High temperature warnings and advisories
The Swedish Meteorological and Hydrological Institute, SMHI, issues both warnings and advisories for high temperatures.
- A high temperature advisory is issued when a period of heat is expected to affect groups at risk. The advisory is mainly directed to health care providers.
- Warnings for high temperatures are issued when warm weather is expected to affect larger groups in society. Prior to issuing a warning or an advisory, the daily maximum temperature as well as the number of consecutive days with heat are considered.
Health tips in the event of a heat wave
- Be aware of the indoor temperature.
The risk of health problems increases as soon as the indoor temperature rises. The risks increase significantly when the outdoor temperature reaches 26 °C or higher for three consecutive days.
- Drink more fluid
Don’t wait until you get thirsty. Eat foods with a high water content, such as fruit and vegetables. Avoid large amounts of sugary drinks and alcohol. Keep in mind that the people around you may need help staying hydrated.
Add a little bit more salt to your food
A little extra salt can help to replace the salt you lose when you are sweating more than usual.
- Create a cool environment
Use curtains, blinds and awnings. Try to stay in the coolest part of your home. Open windows at night, when it’s cool.
- Find ways to cool down
A cold shower is the most effective way. A damp towel around the neck is also an option. Wear loose-fitting clothes made of natural materials. They are cooler than tight-fitting clothes made of synthetic materials.
- Take it easy
Avoid physical exertion during the hottest hours of the day.
- Store medications correctly
Store medications at 25 °C or less, or in the refrigerator. Read the storage instructions on the package. For more information call the Public Medicines Information at 0771-467010.
- Be aware of your health and that of others
Warning signs may include elevated body temperature, increased heart rate, increased respiratory rate, sudden-onset dizziness and unusual tiredness. A dry mouth and decreased urine output may be signs of dehydration. If you are taking medication – diuretics, for example – the dose may need to be adjusted. Contact your healthcare provider for advice concerning your health or that of your family.
- If you are concerned about your health and need advice – call 1177.
By pressing “5” you can get information in English. Between 8:00 a.m. and 10:00 p.m. you can get advice in Arabic and Somali. Between 8:00 a.m. and 12:00 p.m. you can get advice in Finnish.
- In case of emergency – call the emergency number 112

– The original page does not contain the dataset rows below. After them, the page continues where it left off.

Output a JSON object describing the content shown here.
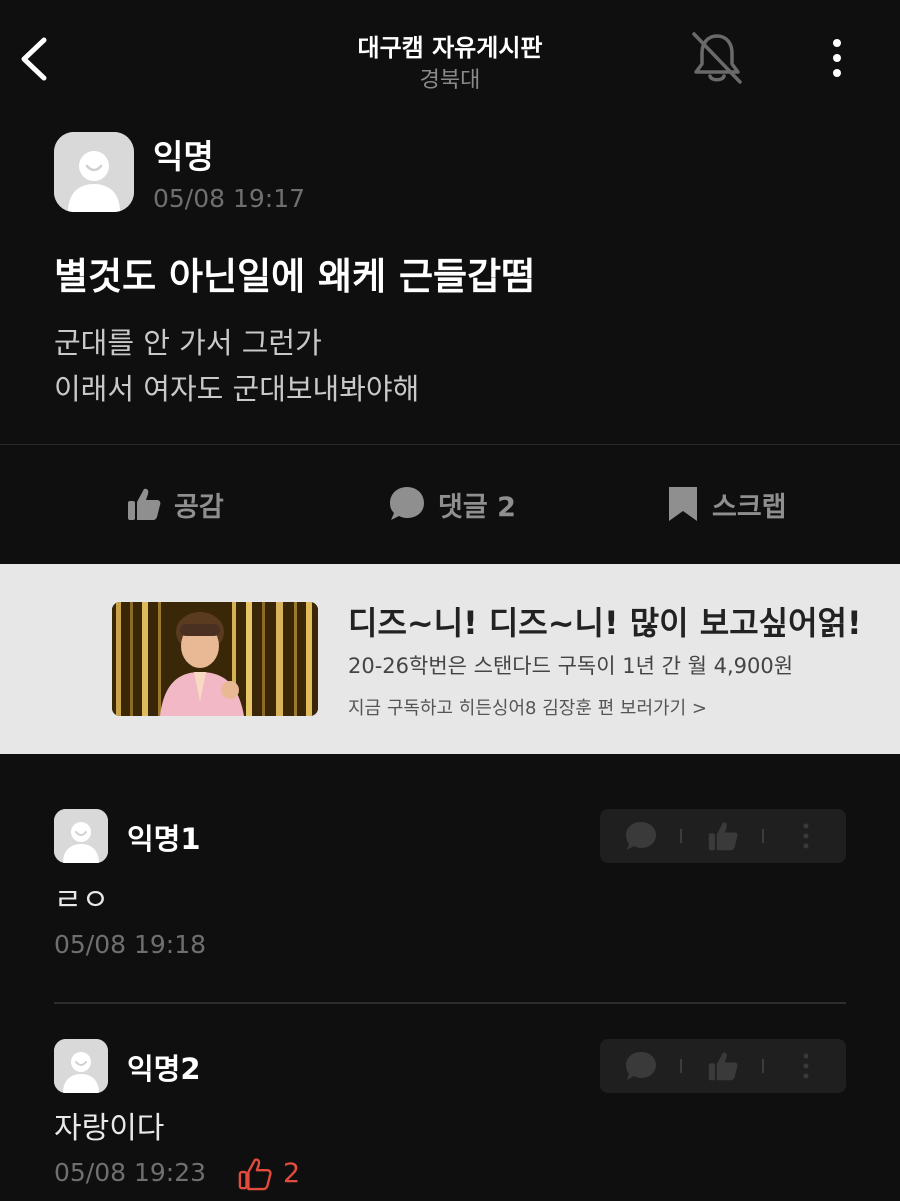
{
  "header": {
    "title": "대구캠 자유게시판",
    "subtitle": "경북대",
    "back_icon": "chevron-left-icon",
    "bell_icon": "bell-off-icon",
    "more_icon": "more-vertical-icon"
  },
  "post": {
    "author": "익명",
    "time": "05/08 19:17",
    "title": "별것도 아닌일에 왜케 근들갑떰",
    "body": "군대를 안 가서 그런가\n이래서 여자도 군대보내봐야해"
  },
  "actions": {
    "like_label": "공감",
    "comment_label": "댓글 2",
    "scrap_label": "스크랩"
  },
  "ad": {
    "title": "디즈~니! 디즈~니! 많이 보고싶어얽!",
    "subtitle": "20-26학번은 스탠다드 구독이 1년 간 월 4,900원",
    "cta": "지금 구독하고 히든싱어8 김장훈 편 보러가기 >"
  },
  "comments": [
    {
      "author": "익명1",
      "text": "ㄹㅇ",
      "time": "05/08 19:18"
    },
    {
      "author": "익명2",
      "text": "자랑이다",
      "time": "05/08 19:23",
      "likes": "2"
    }
  ],
  "colors": {
    "background": "#0f0f0f",
    "like_accent": "#e24c3c",
    "ad_background": "#e7e7e7"
  }
}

This information was provided by: The Swedish Meteorological and Hydrological Institute (SMHI), The National Board of Health and Welfare (Socialstyrelsen), The Public Health Agency of Sweden (Folkhälsomyndigheten), The Swedish Defence Research Agency (FOI), and The Swedish Civil Contingencies Agency (MSB).